To make matters worse, the act of mask-wearing became a prominent cause for debate across the nation. A June survey found that a mere 49% of conservative Republicans wore a mask when outdoors, while that number was 83% among liberal Democrats. Steered on by Donald Trump initially refusing to wear a mask at his public events, this quickly resonated with his supporters who also disregarded social distancing  suggestions from health experts.

In observing two countries at either end of the ‘coronavirus success spectrum’, it is clear to rank the initiatives to duplicate and those to avoid moving forward towards the latter stages of 2020. It has indeed proven to be a hugely eventful year, with signs of even more unparalleled twists and turns to come.


Information Technology

COVID-19: just another one of those ‘employment barriers’?

Let’s take a minute to place ourselves back to New Years Eve, 2019. Surrounded by family and friends and toasting to an eventful year, we were lifted with high sense of optimism of what was to come in the year ahead. New Years resolutions in place – both personal and professional. Mentally, another fresh start in our lives to make the forthcoming 2020 our most productive yet. Perhaps working towards landing THAT dream job. Or maybe visiting the gym THAT more frequently. Within each of subconscious our minds, the year 2020 was tipped to hold great significance in our lives for the better.

But nothing was to prepare us for the obstacles they laid in our wake. Suddenly, after a prolonged global lockdown; casual meetings at the park were no longer the norm. Nor was a simple trip to the cinema with a friend. Remote work became a necessity – establishing the internet as the most crucial tool in the working world (see ‘MAM Remote Working Tips’ for sufficient guidance on remote working). Cue: COVID-19.

On regular conversations with fellow jobseekers, the same topics seem to arise on each occasion: can I land a job even when hardly any companies are hiring during this pandemic? Is there any point in applying when I know nothing will work in my favour?

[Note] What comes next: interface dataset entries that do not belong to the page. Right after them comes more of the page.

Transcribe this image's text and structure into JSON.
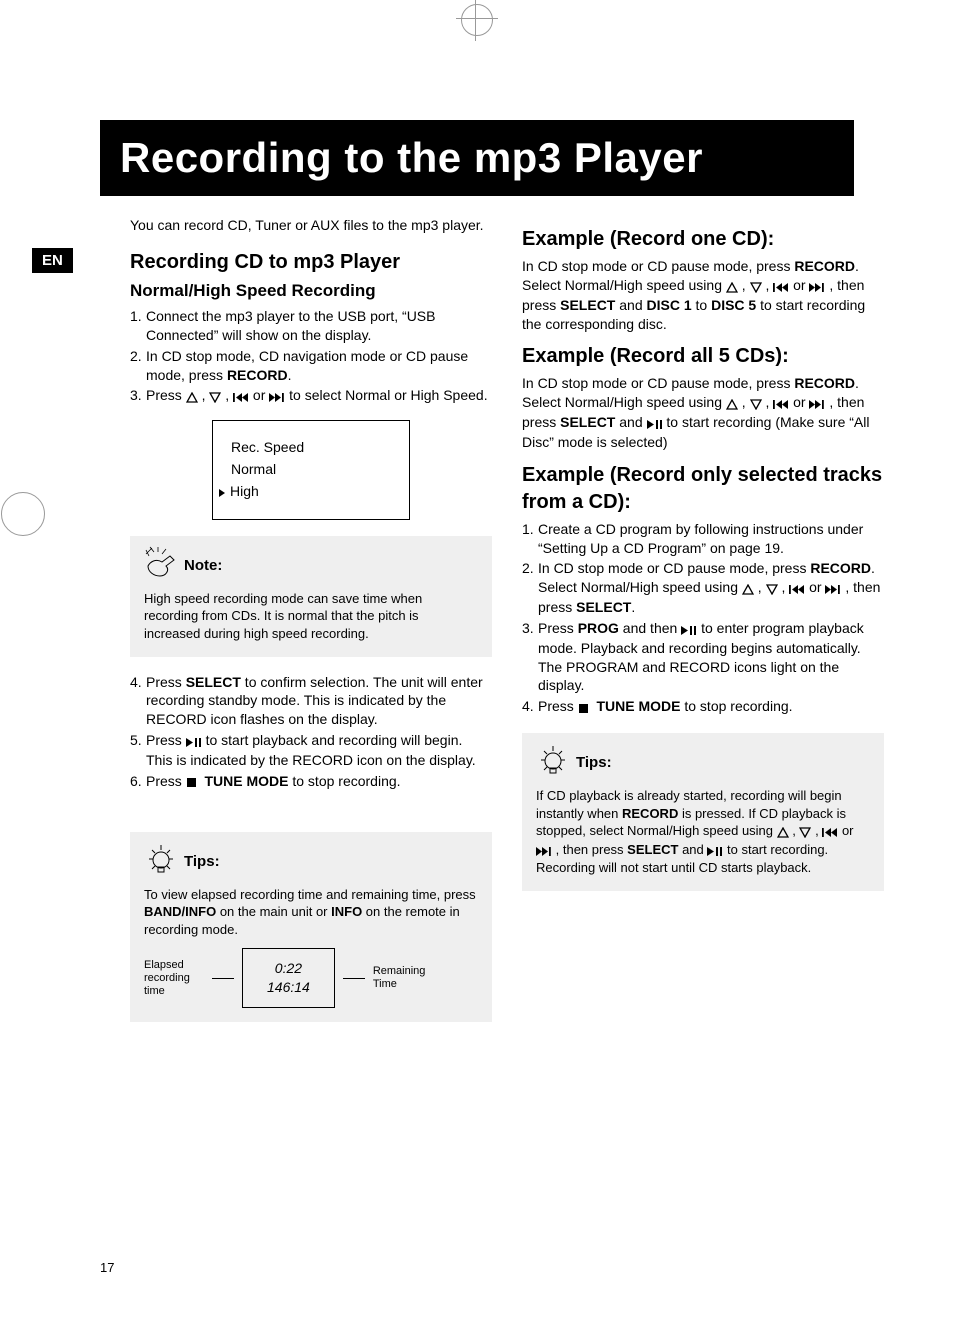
{
  "langBadge": "EN",
  "title": "Recording to the mp3 Player",
  "intro": "You can record CD, Tuner or AUX files to the mp3 player.",
  "left": {
    "h2": "Recording CD to mp3 Player",
    "h3": "Normal/High Speed Recording",
    "step1_num": "1.",
    "step1": "Connect the mp3 player to the USB port, “USB Connected” will show on the display.",
    "step2_num": "2.",
    "step2_a": "In CD stop mode, CD navigation mode or CD pause mode, press ",
    "step2_b": "RECORD",
    "step2_c": ".",
    "step3_num": "3.",
    "step3_a": "Press ",
    "step3_b": " to select Normal or High Speed.",
    "display_l1": "Rec. Speed",
    "display_l2": "Normal",
    "display_l3": "High",
    "note_head": "Note:",
    "note_body": "High speed recording mode can save time when recording from CDs. It is normal that the pitch is increased during high speed recording.",
    "step4_num": "4.",
    "step4_a": "Press ",
    "step4_b": "SELECT",
    "step4_c": " to confirm selection. The unit will enter recording standby mode. This is indicated by the RECORD icon flashes on the display.",
    "step5_num": "5.",
    "step5_a": "Press ",
    "step5_b": " to start playback and recording will begin. This is indicated by the RECORD icon on the display.",
    "step6_num": "6.",
    "step6_a": "Press ",
    "step6_b": "TUNE MODE",
    "step6_c": " to stop recording.",
    "tips_head": "Tips:",
    "tips_body_a": "To view elapsed recording time and remaining time, press ",
    "tips_body_b": "BAND/INFO",
    "tips_body_c": " on the main unit or ",
    "tips_body_d": "INFO",
    "tips_body_e": " on the remote in recording mode.",
    "elapsed_lbl": "Elapsed recording time",
    "elapsed_v1": "0:22",
    "elapsed_v2": "146:14",
    "remaining_lbl": "Remaining Time"
  },
  "right": {
    "ex1_h": "Example (Record one CD):",
    "ex1_a": "In CD stop mode or CD pause mode, press ",
    "ex1_b": "RECORD",
    "ex1_c": ". Select Normal/High speed using ",
    "ex1_d": " , then press ",
    "ex1_e": "SELECT",
    "ex1_f": " and ",
    "ex1_g": "DISC 1",
    "ex1_h2": " to ",
    "ex1_i": "DISC 5",
    "ex1_j": " to start recording the corresponding disc.",
    "ex2_h": "Example (Record all 5 CDs):",
    "ex2_a": "In CD stop mode or CD pause mode, press ",
    "ex2_b": "RECORD",
    "ex2_c": ". Select Normal/High speed using ",
    "ex2_d": " , then press ",
    "ex2_e": "SELECT",
    "ex2_f": " and ",
    "ex2_g": " to start recording  (Make sure “All Disc” mode is selected)",
    "ex3_h": "Example (Record only selected tracks from a CD):",
    "ex3_s1_num": "1.",
    "ex3_s1": "Create a CD program by following instructions under “Setting Up a CD Program” on page 19.",
    "ex3_s2_num": "2.",
    "ex3_s2_a": "In CD stop mode or CD pause mode, press ",
    "ex3_s2_b": "RECORD",
    "ex3_s2_c": ". Select Normal/High speed using ",
    "ex3_s2_d": " , then press ",
    "ex3_s2_e": "SELECT",
    "ex3_s2_f": ".",
    "ex3_s3_num": "3.",
    "ex3_s3_a": "Press ",
    "ex3_s3_b": "PROG",
    "ex3_s3_c": " and then ",
    "ex3_s3_d": " to enter program playback mode. Playback and recording begins automatically. The PROGRAM and RECORD icons light on the display.",
    "ex3_s4_num": "4.",
    "ex3_s4_a": "Press ",
    "ex3_s4_b": "TUNE MODE",
    "ex3_s4_c": " to stop recording.",
    "tips_head": "Tips:",
    "tips_a": "If CD playback is already started, recording will begin instantly when ",
    "tips_b": "RECORD",
    "tips_c": " is pressed. If CD playback is stopped, select Normal/High speed using ",
    "tips_d": " , then press ",
    "tips_e": "SELECT",
    "tips_f": " and ",
    "tips_g": " to start recording. Recording will not start until CD starts playback."
  },
  "pageNum": "17",
  "sep_comma": " , ",
  "sep_or": " or "
}
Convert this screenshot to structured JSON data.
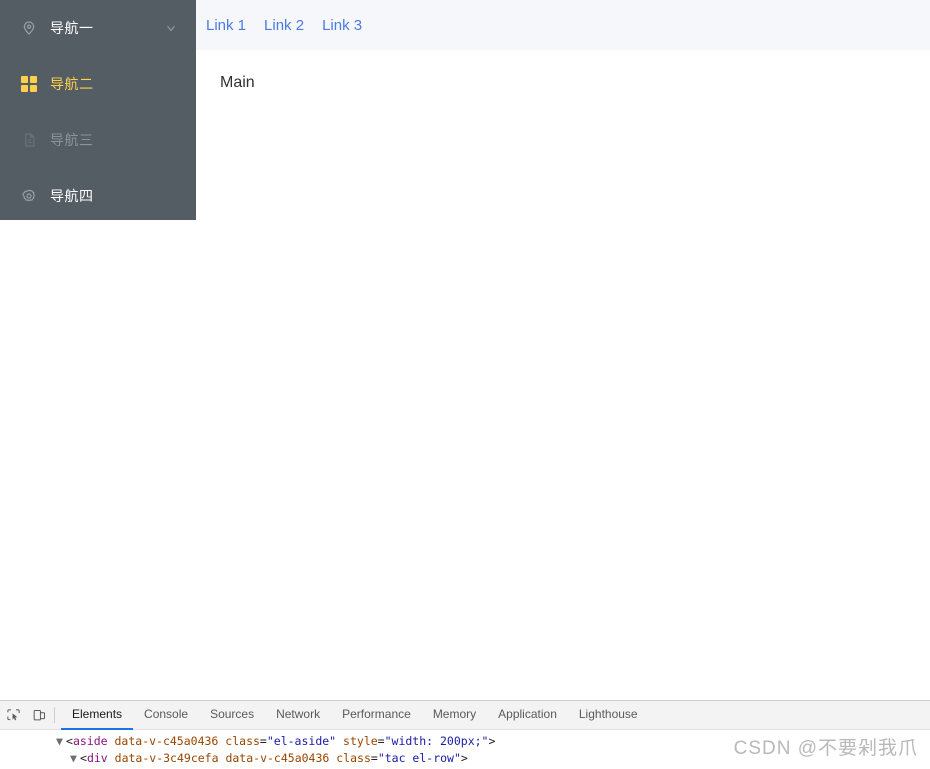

Well, in essence – yes. It is possible. Mind the cliché, but anything is possible. Before polishing your resume and scrambling towards LinkedIn job posts, there a few considerations to keep in mind. 

  1. Persistence is key
    Whilst motivation levels may understandably be at an all time low, you are absolutely not the only person in this current situation. Many jobseekers are facing a similar struggle and are made to worry more due to uncertainty surrounding their job status. However, to put things simply – if you don’t shoot, you don’t score. Put yourself out there. It only takes one lucky break to escape unemployment – and feeing disheartened is all part of the process.
  2. Help is available
    Without trying to sound too much like a commercial, it is only right on this instance to remind jobseekers that recruiters are there to help. MAM Gruppe have notably been tried and tested by a large number of jobseekers and possess a fantastic success rate in landing promising roles for their candidates. In current global circumstances, there is no better time than to grab their helping hand.
  3. Results take time
    Needless to say, we all want to be back working as soon as physically possible. If you’re reading this, you are probably well aware of the general structure of seeking work – as well as the time restraints that comes along with it. Pace yourself – set a target of applications to complete on a daily basis. Sticking to a regular structure decreases the likelihood of frustration getting in the way of your progress.


Ultimately, COVID-19 has proven to be a hugely destructive force for many reasons. In the world of work however, that does NOT have to be the case.